This is when you can push the dice, rerolling in the hope of a better outcome — but this comes at a cost. While ones don’t mean anything on your first roll, they have consequences on a push. This depends on which die it’s on, hence the number of colours required. Ones either mean some gear deteriorates or you take some attribute damage. Thankfully, reaching zero in an attribute while pushing can never kill you, but it does mean you’re broken. Tom the druid was particularly fond of pushing himself over the edge.
Gear can be repaired, but you need to have the right materials and skills to do so and a failure there can mean permanent damage.
The thing with pushing dice is that the act of doing so can grant your character a point of willpower. We got this completely wrong in our session (boy oh boy do we hope the rules around this are on the GM screen somewhere) and had it so pushing your roll always gave you willpower points. This shouldn’t be the case — you should only gain them when you take attribute damage from a pushed roll. This clears up a conundrum we faced whereby Thl’Chalpo could summon infinite trade goods as long as he pushed his luck all the time. The stakes with the proper rules are suitably higher.
Ah, well. It was fun killing monsters with an infinite pool of fruit knives while it lasted. Still, this just goes to show that getting used to the combat/dice rules can be a significant challenge for GM and players alike.
To sum it up…
Forbidden Lands is, to our minds, a great system to pick up and start playing, fantastic in its brutality and depth. There are a few minor details we feel could be improved upon, but overall it’s a solid experience delivered with a generous serving of style. While it will doubtless take a little while to get used to the rules, for GM and players, we consider it well worth the task. If you order the physical set, especially with the GM screen and card deck, you’ll be well placed to take your adventures out into the wilds and into the dark.
Forbidden Lands has been successfully funded on Kickstarter and should begin shipping some time around November. You can put in a late pledge to receive your copy on the campaign page.
What a great review. Have you had an opportunity to play the game some more? If so, how are you liking it now?
Thank you!
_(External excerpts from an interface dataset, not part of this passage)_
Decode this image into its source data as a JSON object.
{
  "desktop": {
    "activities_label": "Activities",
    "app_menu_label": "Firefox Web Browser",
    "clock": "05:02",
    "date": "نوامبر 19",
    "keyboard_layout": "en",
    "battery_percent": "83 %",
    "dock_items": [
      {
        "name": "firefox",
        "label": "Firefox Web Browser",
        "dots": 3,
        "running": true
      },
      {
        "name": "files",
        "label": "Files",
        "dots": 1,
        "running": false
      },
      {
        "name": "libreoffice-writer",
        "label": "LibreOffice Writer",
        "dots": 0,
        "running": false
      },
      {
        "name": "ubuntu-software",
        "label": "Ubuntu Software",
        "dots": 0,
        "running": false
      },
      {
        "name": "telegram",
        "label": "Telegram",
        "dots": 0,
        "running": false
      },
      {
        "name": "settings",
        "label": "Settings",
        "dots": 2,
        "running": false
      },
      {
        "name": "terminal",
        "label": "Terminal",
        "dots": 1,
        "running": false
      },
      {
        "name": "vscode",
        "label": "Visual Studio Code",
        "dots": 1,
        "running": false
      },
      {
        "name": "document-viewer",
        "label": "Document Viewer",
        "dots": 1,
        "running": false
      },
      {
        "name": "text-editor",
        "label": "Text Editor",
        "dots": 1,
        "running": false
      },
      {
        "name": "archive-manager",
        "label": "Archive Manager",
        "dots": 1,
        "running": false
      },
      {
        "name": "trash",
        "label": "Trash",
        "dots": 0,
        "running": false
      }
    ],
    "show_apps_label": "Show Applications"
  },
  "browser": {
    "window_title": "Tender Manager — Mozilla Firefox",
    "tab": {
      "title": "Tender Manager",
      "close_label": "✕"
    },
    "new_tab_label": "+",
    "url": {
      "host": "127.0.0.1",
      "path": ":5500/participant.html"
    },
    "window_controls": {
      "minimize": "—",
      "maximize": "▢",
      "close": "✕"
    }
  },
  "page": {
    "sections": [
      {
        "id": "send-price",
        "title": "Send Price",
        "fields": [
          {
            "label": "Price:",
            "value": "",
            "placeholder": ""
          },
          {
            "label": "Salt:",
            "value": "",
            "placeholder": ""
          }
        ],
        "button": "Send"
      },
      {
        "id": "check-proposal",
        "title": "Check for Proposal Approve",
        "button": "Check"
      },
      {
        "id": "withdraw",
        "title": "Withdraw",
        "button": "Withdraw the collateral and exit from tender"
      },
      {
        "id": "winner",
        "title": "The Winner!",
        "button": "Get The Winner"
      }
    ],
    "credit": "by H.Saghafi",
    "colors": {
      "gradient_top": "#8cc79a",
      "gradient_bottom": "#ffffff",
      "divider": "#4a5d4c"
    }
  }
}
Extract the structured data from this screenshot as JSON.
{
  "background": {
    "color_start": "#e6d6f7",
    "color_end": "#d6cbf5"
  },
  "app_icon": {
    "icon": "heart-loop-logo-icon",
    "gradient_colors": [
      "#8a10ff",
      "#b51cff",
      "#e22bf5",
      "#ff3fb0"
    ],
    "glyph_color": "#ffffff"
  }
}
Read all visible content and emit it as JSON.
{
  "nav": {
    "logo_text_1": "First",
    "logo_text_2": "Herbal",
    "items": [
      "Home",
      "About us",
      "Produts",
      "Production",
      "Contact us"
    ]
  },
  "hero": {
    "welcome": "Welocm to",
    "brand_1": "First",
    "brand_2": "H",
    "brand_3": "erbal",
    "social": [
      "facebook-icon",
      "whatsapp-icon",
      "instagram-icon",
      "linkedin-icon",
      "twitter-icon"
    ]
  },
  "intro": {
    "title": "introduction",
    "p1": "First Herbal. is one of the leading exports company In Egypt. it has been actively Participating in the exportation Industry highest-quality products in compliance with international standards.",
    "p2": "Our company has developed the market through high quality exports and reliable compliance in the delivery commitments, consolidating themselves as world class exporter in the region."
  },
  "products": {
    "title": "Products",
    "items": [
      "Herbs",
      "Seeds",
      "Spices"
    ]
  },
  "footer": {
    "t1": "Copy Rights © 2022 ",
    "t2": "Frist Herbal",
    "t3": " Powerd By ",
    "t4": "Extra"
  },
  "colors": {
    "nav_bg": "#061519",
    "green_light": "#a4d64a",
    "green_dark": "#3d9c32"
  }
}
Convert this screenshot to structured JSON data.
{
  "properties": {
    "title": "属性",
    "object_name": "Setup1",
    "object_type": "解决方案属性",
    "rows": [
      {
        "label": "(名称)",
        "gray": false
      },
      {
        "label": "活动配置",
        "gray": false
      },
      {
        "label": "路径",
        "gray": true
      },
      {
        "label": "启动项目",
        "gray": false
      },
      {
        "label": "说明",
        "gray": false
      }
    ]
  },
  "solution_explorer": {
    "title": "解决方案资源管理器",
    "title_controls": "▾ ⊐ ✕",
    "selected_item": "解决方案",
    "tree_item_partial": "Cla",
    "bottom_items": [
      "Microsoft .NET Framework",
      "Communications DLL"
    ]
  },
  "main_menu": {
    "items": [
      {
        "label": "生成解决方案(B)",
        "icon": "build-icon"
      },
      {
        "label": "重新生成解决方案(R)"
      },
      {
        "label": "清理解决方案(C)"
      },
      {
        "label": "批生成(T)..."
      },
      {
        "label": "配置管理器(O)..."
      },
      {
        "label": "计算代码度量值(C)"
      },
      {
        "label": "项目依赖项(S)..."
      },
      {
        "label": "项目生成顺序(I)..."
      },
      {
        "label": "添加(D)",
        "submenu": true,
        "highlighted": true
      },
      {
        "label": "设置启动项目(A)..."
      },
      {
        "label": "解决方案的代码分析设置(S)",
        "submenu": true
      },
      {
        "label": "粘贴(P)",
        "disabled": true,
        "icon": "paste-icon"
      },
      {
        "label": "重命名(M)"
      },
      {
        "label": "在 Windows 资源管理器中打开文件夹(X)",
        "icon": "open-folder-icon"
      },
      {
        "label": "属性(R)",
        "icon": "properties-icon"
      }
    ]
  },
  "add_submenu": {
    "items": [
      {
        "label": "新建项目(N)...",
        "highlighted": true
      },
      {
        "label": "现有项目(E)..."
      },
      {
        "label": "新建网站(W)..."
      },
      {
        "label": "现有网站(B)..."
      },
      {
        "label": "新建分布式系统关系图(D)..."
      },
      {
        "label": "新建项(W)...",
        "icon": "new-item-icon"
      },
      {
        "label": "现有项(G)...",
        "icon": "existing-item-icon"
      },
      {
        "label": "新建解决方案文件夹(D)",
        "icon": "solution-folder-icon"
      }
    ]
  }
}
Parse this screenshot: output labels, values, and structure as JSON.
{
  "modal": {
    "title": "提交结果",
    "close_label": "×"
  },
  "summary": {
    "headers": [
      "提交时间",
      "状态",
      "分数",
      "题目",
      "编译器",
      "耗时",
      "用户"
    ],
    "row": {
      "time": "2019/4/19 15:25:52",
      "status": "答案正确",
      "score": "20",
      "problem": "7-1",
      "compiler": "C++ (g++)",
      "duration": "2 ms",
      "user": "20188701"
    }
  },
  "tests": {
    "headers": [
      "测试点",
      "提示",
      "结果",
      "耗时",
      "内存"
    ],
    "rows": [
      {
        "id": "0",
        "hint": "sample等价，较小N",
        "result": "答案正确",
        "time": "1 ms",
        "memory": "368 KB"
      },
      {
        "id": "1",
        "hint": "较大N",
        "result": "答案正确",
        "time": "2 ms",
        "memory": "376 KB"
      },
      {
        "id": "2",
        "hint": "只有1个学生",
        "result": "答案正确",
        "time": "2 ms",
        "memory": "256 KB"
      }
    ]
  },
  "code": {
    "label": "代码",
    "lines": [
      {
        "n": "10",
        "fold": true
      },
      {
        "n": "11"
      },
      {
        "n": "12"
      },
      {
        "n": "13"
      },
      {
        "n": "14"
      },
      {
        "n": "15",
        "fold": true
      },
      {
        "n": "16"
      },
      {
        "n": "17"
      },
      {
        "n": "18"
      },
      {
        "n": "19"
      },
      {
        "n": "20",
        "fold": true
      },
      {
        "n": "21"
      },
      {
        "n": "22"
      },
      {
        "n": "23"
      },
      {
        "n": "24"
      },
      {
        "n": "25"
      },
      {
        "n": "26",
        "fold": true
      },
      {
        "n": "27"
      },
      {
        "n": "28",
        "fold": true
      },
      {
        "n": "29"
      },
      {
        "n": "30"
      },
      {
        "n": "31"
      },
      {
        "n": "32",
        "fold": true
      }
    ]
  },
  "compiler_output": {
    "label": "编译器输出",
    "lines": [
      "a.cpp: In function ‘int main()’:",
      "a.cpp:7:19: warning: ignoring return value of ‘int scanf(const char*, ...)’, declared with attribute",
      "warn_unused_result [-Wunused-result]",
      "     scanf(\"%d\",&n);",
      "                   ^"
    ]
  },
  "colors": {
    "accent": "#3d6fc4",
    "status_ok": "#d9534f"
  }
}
I’m afraid I haven’t had chance to play more (moving house put a stop to it for a while, then we started up a WFRPG campaign). That said, my copy of The Bitter Reach campaign book arrived yesterday, so I’m really looking forwards to starting that once lockdown is over (or virtually). I was surprised by how good a quality the physical assets are – I didn’t have them when I was playing for this review but managed to grab them in the second printing.